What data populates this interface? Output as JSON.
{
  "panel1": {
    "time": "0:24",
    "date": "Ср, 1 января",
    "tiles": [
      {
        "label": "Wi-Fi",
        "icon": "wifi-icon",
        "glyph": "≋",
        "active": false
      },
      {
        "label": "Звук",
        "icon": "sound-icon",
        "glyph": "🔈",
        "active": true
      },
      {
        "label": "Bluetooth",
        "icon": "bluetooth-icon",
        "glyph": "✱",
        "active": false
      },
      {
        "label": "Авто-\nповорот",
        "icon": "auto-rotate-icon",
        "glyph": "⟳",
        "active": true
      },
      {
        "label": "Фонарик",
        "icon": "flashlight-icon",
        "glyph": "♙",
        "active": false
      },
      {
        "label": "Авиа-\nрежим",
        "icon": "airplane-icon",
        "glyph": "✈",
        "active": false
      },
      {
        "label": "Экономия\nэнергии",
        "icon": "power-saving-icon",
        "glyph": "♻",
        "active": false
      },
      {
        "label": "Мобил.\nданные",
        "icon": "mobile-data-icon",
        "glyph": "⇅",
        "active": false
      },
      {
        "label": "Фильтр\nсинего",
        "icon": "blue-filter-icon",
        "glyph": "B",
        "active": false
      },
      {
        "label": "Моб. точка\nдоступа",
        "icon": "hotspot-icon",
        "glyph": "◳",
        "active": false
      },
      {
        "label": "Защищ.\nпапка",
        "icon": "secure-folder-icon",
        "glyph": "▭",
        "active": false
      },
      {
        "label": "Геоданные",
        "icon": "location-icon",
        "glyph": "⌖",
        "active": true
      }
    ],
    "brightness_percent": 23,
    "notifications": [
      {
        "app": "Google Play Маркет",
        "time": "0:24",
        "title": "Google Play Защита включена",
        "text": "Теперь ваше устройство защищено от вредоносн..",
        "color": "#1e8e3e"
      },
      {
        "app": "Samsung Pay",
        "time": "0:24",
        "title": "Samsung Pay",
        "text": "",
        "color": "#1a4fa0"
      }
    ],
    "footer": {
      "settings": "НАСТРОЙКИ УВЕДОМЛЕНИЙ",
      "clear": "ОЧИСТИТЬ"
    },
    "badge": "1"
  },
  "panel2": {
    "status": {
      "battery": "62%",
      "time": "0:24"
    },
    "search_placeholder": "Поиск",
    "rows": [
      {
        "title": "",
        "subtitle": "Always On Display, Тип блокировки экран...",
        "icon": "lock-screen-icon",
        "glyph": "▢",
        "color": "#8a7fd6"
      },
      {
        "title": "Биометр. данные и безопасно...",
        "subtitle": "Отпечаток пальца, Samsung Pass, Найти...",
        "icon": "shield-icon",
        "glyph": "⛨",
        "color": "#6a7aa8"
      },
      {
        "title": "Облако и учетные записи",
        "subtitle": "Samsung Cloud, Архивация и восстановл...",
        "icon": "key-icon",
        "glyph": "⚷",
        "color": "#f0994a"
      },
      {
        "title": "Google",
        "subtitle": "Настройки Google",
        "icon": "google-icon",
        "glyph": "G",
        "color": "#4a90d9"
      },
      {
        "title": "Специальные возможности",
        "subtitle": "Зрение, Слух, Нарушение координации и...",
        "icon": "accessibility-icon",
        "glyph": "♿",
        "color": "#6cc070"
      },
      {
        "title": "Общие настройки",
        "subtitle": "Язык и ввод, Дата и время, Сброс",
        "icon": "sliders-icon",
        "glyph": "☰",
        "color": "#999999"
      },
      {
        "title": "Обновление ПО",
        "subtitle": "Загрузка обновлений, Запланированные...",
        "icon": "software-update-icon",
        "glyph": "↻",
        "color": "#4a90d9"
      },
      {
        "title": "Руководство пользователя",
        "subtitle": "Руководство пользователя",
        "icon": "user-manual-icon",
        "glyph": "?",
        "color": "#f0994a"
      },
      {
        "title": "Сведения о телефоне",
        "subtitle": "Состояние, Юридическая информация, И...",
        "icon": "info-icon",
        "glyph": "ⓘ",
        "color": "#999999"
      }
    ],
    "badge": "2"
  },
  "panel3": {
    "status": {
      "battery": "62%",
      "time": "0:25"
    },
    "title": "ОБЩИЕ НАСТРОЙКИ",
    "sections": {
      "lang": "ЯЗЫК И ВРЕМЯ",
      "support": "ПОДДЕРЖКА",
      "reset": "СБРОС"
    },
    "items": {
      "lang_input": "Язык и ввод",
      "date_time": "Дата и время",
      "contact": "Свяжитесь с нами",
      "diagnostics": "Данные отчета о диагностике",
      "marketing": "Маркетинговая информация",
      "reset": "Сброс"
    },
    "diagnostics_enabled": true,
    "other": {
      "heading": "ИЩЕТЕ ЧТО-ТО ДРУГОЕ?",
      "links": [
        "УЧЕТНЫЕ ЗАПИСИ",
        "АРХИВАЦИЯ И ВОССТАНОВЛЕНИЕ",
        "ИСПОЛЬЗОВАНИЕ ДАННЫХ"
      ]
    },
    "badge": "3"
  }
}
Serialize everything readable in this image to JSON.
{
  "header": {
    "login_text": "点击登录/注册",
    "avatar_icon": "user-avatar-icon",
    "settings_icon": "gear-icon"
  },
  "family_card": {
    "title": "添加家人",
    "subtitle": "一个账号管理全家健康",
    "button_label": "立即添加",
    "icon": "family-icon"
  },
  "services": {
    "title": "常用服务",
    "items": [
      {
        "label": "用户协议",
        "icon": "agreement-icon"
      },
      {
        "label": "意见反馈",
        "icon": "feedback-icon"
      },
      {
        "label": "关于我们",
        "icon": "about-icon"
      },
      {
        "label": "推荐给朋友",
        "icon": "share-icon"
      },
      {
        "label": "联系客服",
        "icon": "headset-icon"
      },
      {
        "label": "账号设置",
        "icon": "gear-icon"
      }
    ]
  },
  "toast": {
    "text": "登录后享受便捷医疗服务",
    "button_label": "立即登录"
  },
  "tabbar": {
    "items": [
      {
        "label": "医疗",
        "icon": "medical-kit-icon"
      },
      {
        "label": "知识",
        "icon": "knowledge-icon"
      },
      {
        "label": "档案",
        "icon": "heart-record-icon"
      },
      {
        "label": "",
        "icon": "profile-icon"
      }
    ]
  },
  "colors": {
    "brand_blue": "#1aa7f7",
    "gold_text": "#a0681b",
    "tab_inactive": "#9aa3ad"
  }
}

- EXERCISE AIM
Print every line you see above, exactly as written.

- SOLVED PROBLEM
What data populates this interface? Output as JSON.
{
  "panel1": {
    "time": "0:24",
    "date": "Ср, 1 января",
    "tiles": [
      {
        "label": "Wi-Fi",
        "icon": "wifi-icon",
        "glyph": "≋",
        "active": false
      },
      {
        "label": "Звук",
        "icon": "sound-icon",
        "glyph": "🔈",
        "active": true
      },
      {
        "label": "Bluetooth",
        "icon": "bluetooth-icon",
        "glyph": "✱",
        "active": false
      },
      {
        "label": "Авто-\nповорот",
        "icon": "auto-rotate-icon",
        "glyph": "⟳",
        "active": true
      },
      {
        "label": "Фонарик",
        "icon": "flashlight-icon",
        "glyph": "♙",
        "active": false
      },
      {
        "label": "Авиа-\nрежим",
        "icon": "airplane-icon",
        "glyph": "✈",
        "active": false
      },
      {
        "label": "Экономия\nэнергии",
        "icon": "power-saving-icon",
        "glyph": "♻",
        "active": false
      },
      {
        "label": "Мобил.\nданные",
        "icon": "mobile-data-icon",
        "glyph": "⇅",
        "active": false
      },
      {
        "label": "Фильтр\nсинего",
        "icon": "blue-filter-icon",
        "glyph": "B",
        "active": false
      },
      {
        "label": "Моб. точка\nдоступа",
        "icon": "hotspot-icon",
        "glyph": "◳",
        "active": false
      },
      {
        "label": "Защищ.\nпапка",
        "icon": "secure-folder-icon",
        "glyph": "▭",
        "active": false
      },
      {
        "label": "Геоданные",
        "icon": "location-icon",
        "glyph": "⌖",
        "active": true
      }
    ],
    "brightness_percent": 23,
    "notifications": [
      {
        "app": "Google Play Маркет",
        "time": "0:24",
        "title": "Google Play Защита включена",
        "text": "Теперь ваше устройство защищено от вредоносн..",
        "color": "#1e8e3e"
      },
      {
        "app": "Samsung Pay",
        "time": "0:24",
        "title": "Samsung Pay",
        "text": "",
        "color": "#1a4fa0"
      }
    ],
    "footer": {
      "settings": "НАСТРОЙКИ УВЕДОМЛЕНИЙ",
      "clear": "ОЧИСТИТЬ"
    },
    "badge": "1"
  },
  "panel2": {
    "status": {
      "battery": "62%",
      "time": "0:24"
    },
    "search_placeholder": "Поиск",
    "rows": [
      {
        "title": "",
        "subtitle": "Always On Display, Тип блокировки экран...",
        "icon": "lock-screen-icon",
        "glyph": "▢",
        "color": "#8a7fd6"
      },
      {
        "title": "Биометр. данные и безопасно...",
        "subtitle": "Отпечаток пальца, Samsung Pass, Найти...",
        "icon": "shield-icon",
        "glyph": "⛨",
        "color": "#6a7aa8"
      },
      {
        "title": "Облако и учетные записи",
        "subtitle": "Samsung Cloud, Архивация и восстановл...",
        "icon": "key-icon",
        "glyph": "⚷",
        "color": "#f0994a"
      },
      {
        "title": "Google",
        "subtitle": "Настройки Google",
        "icon": "google-icon",
        "glyph": "G",
        "color": "#4a90d9"
      },
      {
        "title": "Специальные возможности",
        "subtitle": "Зрение, Слух, Нарушение координации и...",
        "icon": "accessibility-icon",
        "glyph": "♿",
        "color": "#6cc070"
      },
      {
        "title": "Общие настройки",
        "subtitle": "Язык и ввод, Дата и время, Сброс",
        "icon": "sliders-icon",
        "glyph": "☰",
        "color": "#999999"
      },
      {
        "title": "Обновление ПО",
        "subtitle": "Загрузка обновлений, Запланированные...",
        "icon": "software-update-icon",
        "glyph": "↻",
        "color": "#4a90d9"
      },
      {
        "title": "Руководство пользователя",
        "subtitle": "Руководство пользователя",
        "icon": "user-manual-icon",
        "glyph": "?",
        "color": "#f0994a"
      },
      {
        "title": "Сведения о телефоне",
        "subtitle": "Состояние, Юридическая информация, И...",
        "icon": "info-icon",
        "glyph": "ⓘ",
        "color": "#999999"
      }
    ],
    "badge": "2"
  },
  "panel3": {
    "status": {
      "battery": "62%",
      "time": "0:25"
    },
    "title": "ОБЩИЕ НАСТРОЙКИ",
    "sections": {
      "lang": "ЯЗЫК И ВРЕМЯ",
      "support": "ПОДДЕРЖКА",
      "reset": "СБРОС"
    },
    "items": {
      "lang_input": "Язык и ввод",
      "date_time": "Дата и время",
      "contact": "Свяжитесь с нами",
      "diagnostics": "Данные отчета о диагностике",
      "marketing": "Маркетинговая информация",
      "reset": "Сброс"
    },
    "diagnostics_enabled": true,
    "other": {
      "heading": "ИЩЕТЕ ЧТО-ТО ДРУГОЕ?",
      "links": [
        "УЧЕТНЫЕ ЗАПИСИ",
        "АРХИВАЦИЯ И ВОССТАНОВЛЕНИЕ",
        "ИСПОЛЬЗОВАНИЕ ДАННЫХ"
      ]
    },
    "badge": "3"
  }
}
Serialize everything readable in this image to JSON.
{
  "header": {
    "login_text": "点击登录/注册",
    "avatar_icon": "user-avatar-icon",
    "settings_icon": "gear-icon"
  },
  "family_card": {
    "title": "添加家人",
    "subtitle": "一个账号管理全家健康",
    "button_label": "立即添加",
    "icon": "family-icon"
  },
  "services": {
    "title": "常用服务",
    "items": [
      {
        "label": "用户协议",
        "icon": "agreement-icon"
      },
      {
        "label": "意见反馈",
        "icon": "feedback-icon"
      },
      {
        "label": "关于我们",
        "icon": "about-icon"
      },
      {
        "label": "推荐给朋友",
        "icon": "share-icon"
      },
      {
        "label": "联系客服",
        "icon": "headset-icon"
      },
      {
        "label": "账号设置",
        "icon": "gear-icon"
      }
    ]
  },
  "toast": {
    "text": "登录后享受便捷医疗服务",
    "button_label": "立即登录"
  },
  "tabbar": {
    "items": [
      {
        "label": "医疗",
        "icon": "medical-kit-icon"
      },
      {
        "label": "知识",
        "icon": "knowledge-icon"
      },
      {
        "label": "档案",
        "icon": "heart-record-icon"
      },
      {
        "label": "",
        "icon": "profile-icon"
      }
    ]
  },
  "colors": {
    "brand_blue": "#1aa7f7",
    "gold_text": "#a0681b",
    "tab_inactive": "#9aa3ad"
  }
}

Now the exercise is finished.